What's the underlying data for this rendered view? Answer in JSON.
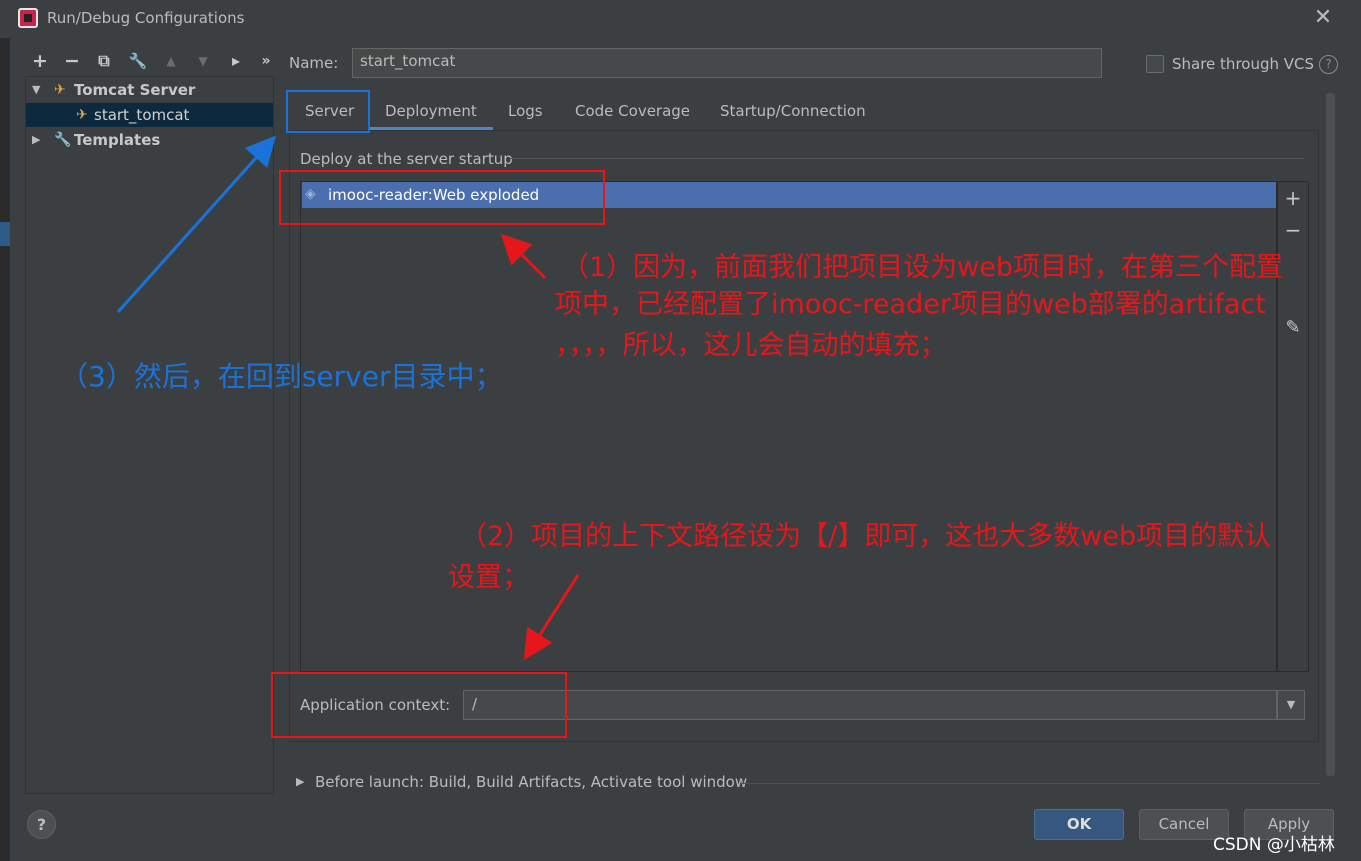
{
  "window": {
    "title": "Run/Debug Configurations",
    "close_glyph": "✕"
  },
  "toolbar": {
    "add": "+",
    "remove": "−",
    "copy": "⧉",
    "edit": "🔧",
    "up": "▲",
    "down": "▼",
    "folder": "▸",
    "more": "»"
  },
  "tree": {
    "group": "Tomcat Server",
    "child": "start_tomcat",
    "templates": "Templates"
  },
  "form": {
    "name_label": "Name:",
    "name_value": "start_tomcat",
    "vcs_label": "Share through VCS",
    "help": "?"
  },
  "tabs": [
    "Server",
    "Deployment",
    "Logs",
    "Code Coverage",
    "Startup/Connection"
  ],
  "deploy": {
    "section_label": "Deploy at the server startup",
    "artifact": "imooc-reader:Web exploded",
    "add": "+",
    "remove": "−",
    "edit": "✎"
  },
  "context": {
    "label": "Application context:",
    "value": "/",
    "dropdown": "▼"
  },
  "before_launch": {
    "label": "Before launch: Build, Build Artifacts, Activate tool window"
  },
  "buttons": {
    "help": "?",
    "ok": "OK",
    "cancel": "Cancel",
    "apply": "Apply"
  },
  "annotations": {
    "note1_line1": "（1）因为，前面我们把项目设为web项目时，在第三个配置",
    "note1_line2": "项中，已经配置了imooc-reader项目的web部署的artifact",
    "note1_line3": "，，，，所以，这儿会自动的填充；",
    "note2_line1": "（2）项目的上下文路径设为【/】即可，这也大多数web项目的默认",
    "note2_line2": "设置；",
    "note3": "（3）然后，在回到server目录中；",
    "red": "#e5171b",
    "blue": "#1a73d9"
  },
  "watermark": "CSDN @小枯林",
  "icons": {
    "app": "intellij-logo-icon",
    "tomcat": "tomcat-icon",
    "wrench": "wrench-icon",
    "artifact": "web-artifact-icon"
  }
}
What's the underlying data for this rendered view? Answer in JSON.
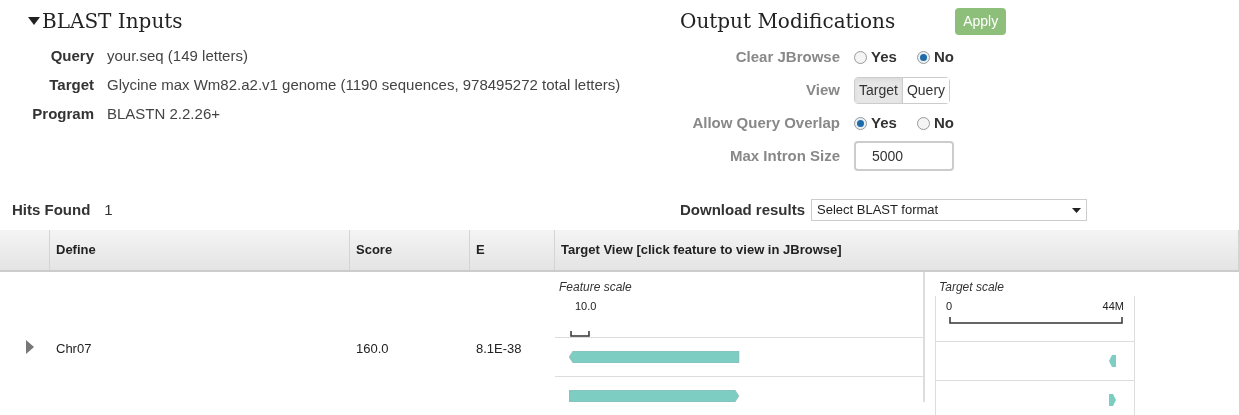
{
  "inputs": {
    "title": "BLAST Inputs",
    "expanded": true,
    "fields": [
      {
        "label": "Query",
        "value": "your.seq (149 letters)"
      },
      {
        "label": "Target",
        "value": "Glycine max Wm82.a2.v1 genome (1190 sequences, 978495272 total letters)"
      },
      {
        "label": "Program",
        "value": "BLASTN 2.2.26+"
      }
    ]
  },
  "output_modifications": {
    "title": "Output Modifications",
    "apply_button": "Apply",
    "options": [
      {
        "kind": "radio",
        "label": "Clear JBrowse",
        "choices": [
          {
            "label": "Yes",
            "selected": false
          },
          {
            "label": "No",
            "selected": true
          }
        ]
      },
      {
        "kind": "toggle",
        "label": "View",
        "choices": [
          {
            "label": "Target",
            "selected": true
          },
          {
            "label": "Query",
            "selected": false
          }
        ]
      },
      {
        "kind": "radio",
        "label": "Allow Query Overlap",
        "choices": [
          {
            "label": "Yes",
            "selected": true
          },
          {
            "label": "No",
            "selected": false
          }
        ]
      },
      {
        "kind": "input",
        "label": "Max Intron Size",
        "value": "5000"
      }
    ]
  },
  "hits_found": {
    "label": "Hits Found",
    "value": "1"
  },
  "download": {
    "label": "Download results",
    "placeholder": "Select BLAST format"
  },
  "table": {
    "columns": [
      "Define",
      "Score",
      "E",
      "Target View [click feature to view in JBrowse]"
    ],
    "rows": [
      {
        "expanded": false,
        "define": "Chr07",
        "score": "160.0",
        "e": "8.1E-38",
        "feature_scale": {
          "label": "Feature scale",
          "tick": "10.0"
        },
        "target_scale": {
          "label": "Target scale",
          "start": "0",
          "end": "44M"
        },
        "features": [
          {
            "kind": "reverse"
          },
          {
            "kind": "forward"
          }
        ]
      }
    ]
  }
}
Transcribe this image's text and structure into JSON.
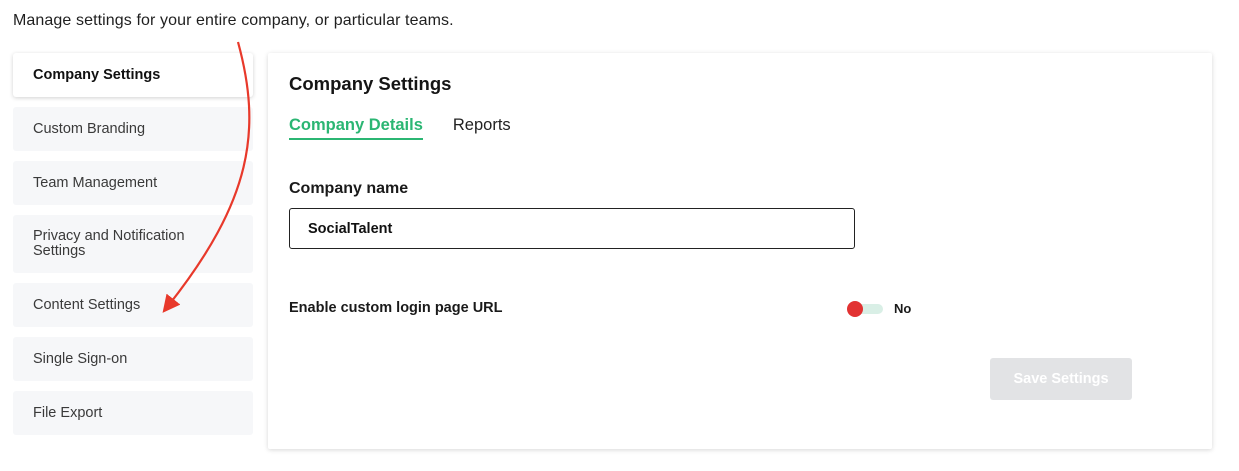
{
  "intro": {
    "text": "Manage settings for your entire company, or particular teams."
  },
  "sidebar": {
    "items": [
      {
        "label": "Company Settings",
        "active": true
      },
      {
        "label": "Custom Branding",
        "active": false
      },
      {
        "label": "Team Management",
        "active": false
      },
      {
        "label": "Privacy and Notification Settings",
        "active": false
      },
      {
        "label": "Content Settings",
        "active": false
      },
      {
        "label": "Single Sign-on",
        "active": false
      },
      {
        "label": "File Export",
        "active": false
      }
    ]
  },
  "main": {
    "title": "Company Settings",
    "tabs": [
      {
        "label": "Company Details",
        "active": true
      },
      {
        "label": "Reports",
        "active": false
      }
    ],
    "company_name": {
      "label": "Company name",
      "value": "SocialTalent",
      "placeholder": ""
    },
    "custom_login": {
      "label": "Enable custom login page URL",
      "enabled": false,
      "state_text": "No"
    },
    "save_button": {
      "label": "Save Settings",
      "disabled": true
    }
  },
  "colors": {
    "accent_green": "#2bb673",
    "toggle_off_red": "#e23232",
    "annotation_arrow_red": "#e8392b",
    "disabled_button": "#e2e3e5"
  },
  "annotations": {
    "arrow": "red arrow pointing from top toward Content Settings"
  }
}
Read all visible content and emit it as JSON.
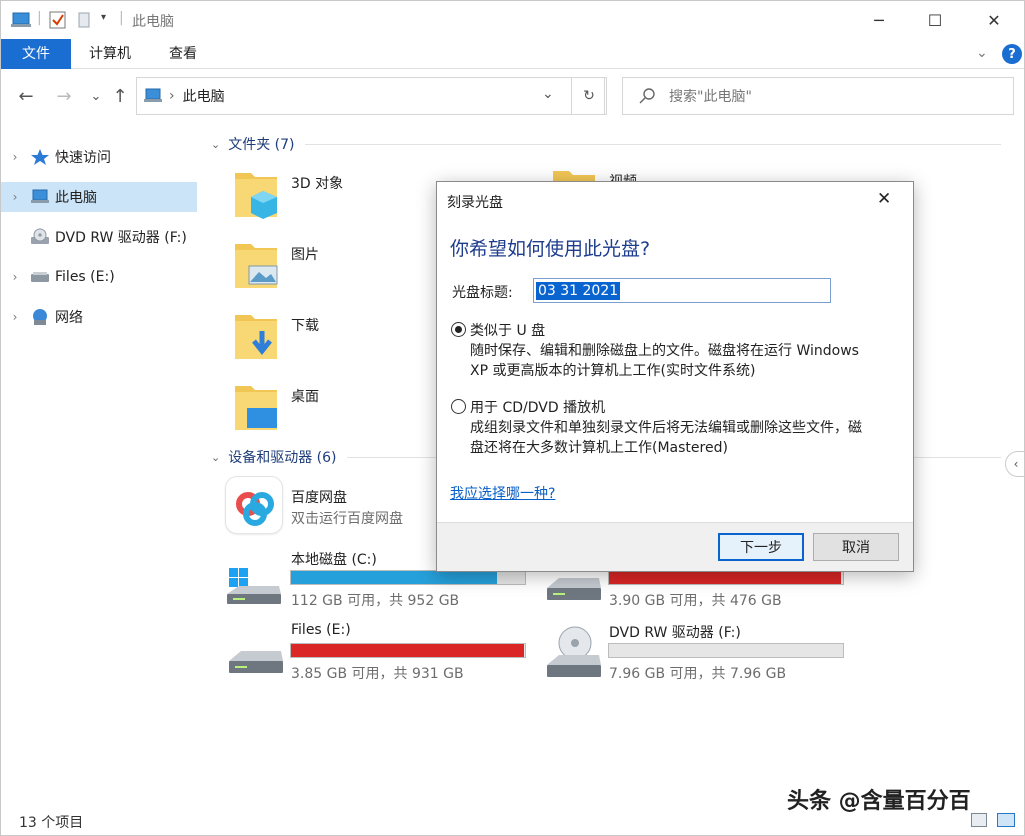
{
  "window": {
    "title": "此电脑",
    "minimize": "─",
    "maximize": "☐",
    "close": "✕"
  },
  "ribbon": {
    "tabs": [
      {
        "label": "文件"
      },
      {
        "label": "计算机"
      },
      {
        "label": "查看"
      }
    ],
    "help": "?"
  },
  "nav": {
    "back": "←",
    "forward": "→",
    "recent": "⌄",
    "up": "↑",
    "breadcrumb_sep": "›",
    "address": "此电脑",
    "address_dropdown": "⌄",
    "refresh": "↻",
    "search_placeholder": "搜索\"此电脑\""
  },
  "sidebar": {
    "items": [
      {
        "label": "快速访问"
      },
      {
        "label": "此电脑"
      },
      {
        "label": "DVD RW 驱动器 (F:)"
      },
      {
        "label": "Files (E:)"
      },
      {
        "label": "网络"
      }
    ]
  },
  "content": {
    "folders_header": "文件夹 (7)",
    "folders": [
      {
        "label": "3D 对象"
      },
      {
        "label": "视频"
      },
      {
        "label": "图片"
      },
      {
        "label": "下载"
      },
      {
        "label": "桌面"
      }
    ],
    "devices_header": "设备和驱动器 (6)",
    "devices": [
      {
        "name": "百度网盘",
        "sub": "双击运行百度网盘"
      },
      {
        "name": "本地磁盘 (C:)",
        "sub": "112 GB 可用，共 952 GB",
        "used_fraction": 0.88,
        "bar_color": "#26a0da"
      },
      {
        "name": "",
        "sub": "3.90 GB 可用，共 476 GB",
        "used_fraction": 0.99,
        "bar_color": "#da2626"
      },
      {
        "name": "Files (E:)",
        "sub": "3.85 GB 可用，共 931 GB",
        "used_fraction": 0.996,
        "bar_color": "#da2626"
      },
      {
        "name": "DVD RW 驱动器 (F:)",
        "sub": "7.96 GB 可用，共 7.96 GB",
        "used_fraction": 0.0,
        "bar_color": "#26a0da"
      }
    ]
  },
  "dialog": {
    "title": "刻录光盘",
    "close": "✕",
    "heading": "你希望如何使用此光盘?",
    "disc_title_label": "光盘标题:",
    "disc_title_value": "03 31 2021",
    "option1_label": "类似于 U 盘",
    "option1_desc_line1": "随时保存、编辑和删除磁盘上的文件。磁盘将在运行 Windows",
    "option1_desc_line2": "XP 或更高版本的计算机上工作(实时文件系统)",
    "option2_label": "用于 CD/DVD 播放机",
    "option2_desc_line1": "成组刻录文件和单独刻录文件后将无法编辑或删除这些文件，磁",
    "option2_desc_line2": "盘还将在大多数计算机上工作(Mastered)",
    "help_link": "我应选择哪一种?",
    "next_button": "下一步",
    "cancel_button": "取消"
  },
  "status": {
    "item_count": "13 个项目"
  },
  "watermark": "头条 @含量百分百"
}
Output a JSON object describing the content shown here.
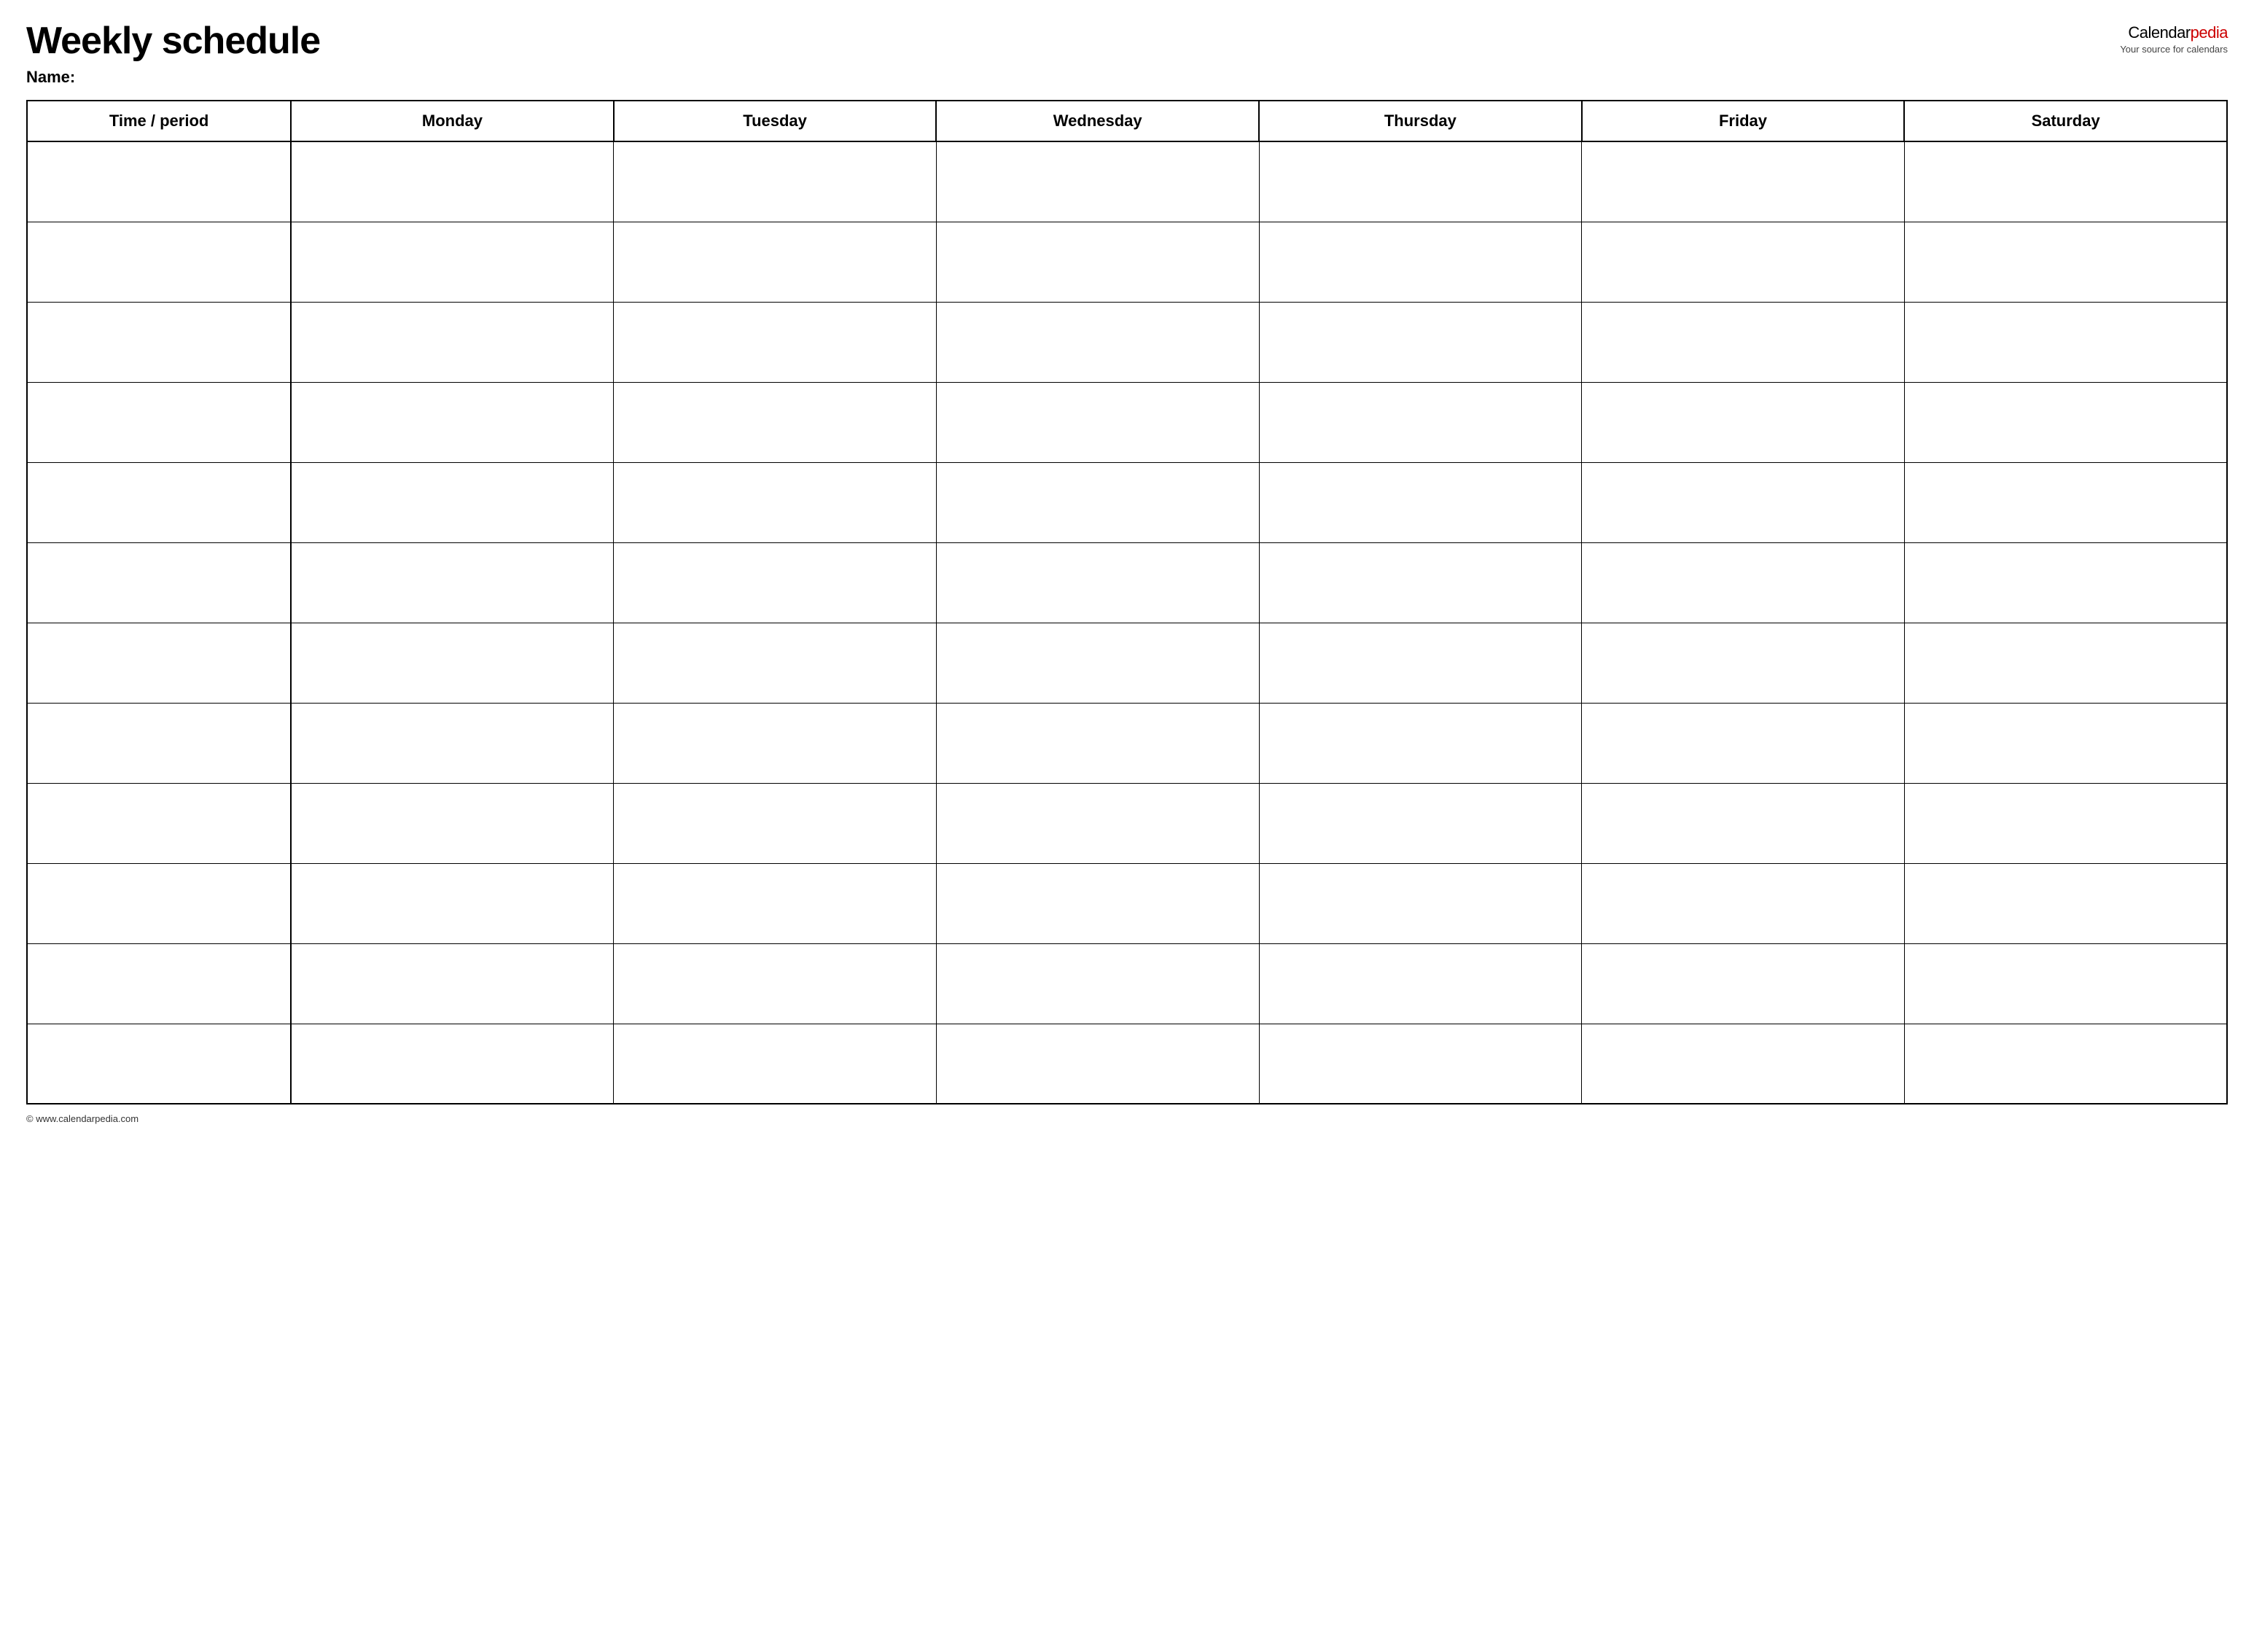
{
  "header": {
    "title": "Weekly schedule",
    "name_label": "Name:",
    "logo_text_black": "Calendar",
    "logo_text_red": "pedia",
    "logo_sub": "Your source for calendars"
  },
  "table": {
    "columns": [
      {
        "id": "time",
        "label": "Time / period"
      },
      {
        "id": "monday",
        "label": "Monday"
      },
      {
        "id": "tuesday",
        "label": "Tuesday"
      },
      {
        "id": "wednesday",
        "label": "Wednesday"
      },
      {
        "id": "thursday",
        "label": "Thursday"
      },
      {
        "id": "friday",
        "label": "Friday"
      },
      {
        "id": "saturday",
        "label": "Saturday"
      }
    ],
    "row_count": 12
  },
  "footer": {
    "copyright": "© www.calendarpedia.com"
  }
}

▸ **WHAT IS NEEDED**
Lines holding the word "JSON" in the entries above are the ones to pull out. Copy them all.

▸ **SOLVED EXERCISE**
What's the underlying data for this rendered view? Answer in JSON.
What's the underlying data for this rendered view? Answer in JSON.
Transcribe this image's text and structure into JSON.
Read all visible content and emit it as JSON.
Output a JSON object describing the content shown here.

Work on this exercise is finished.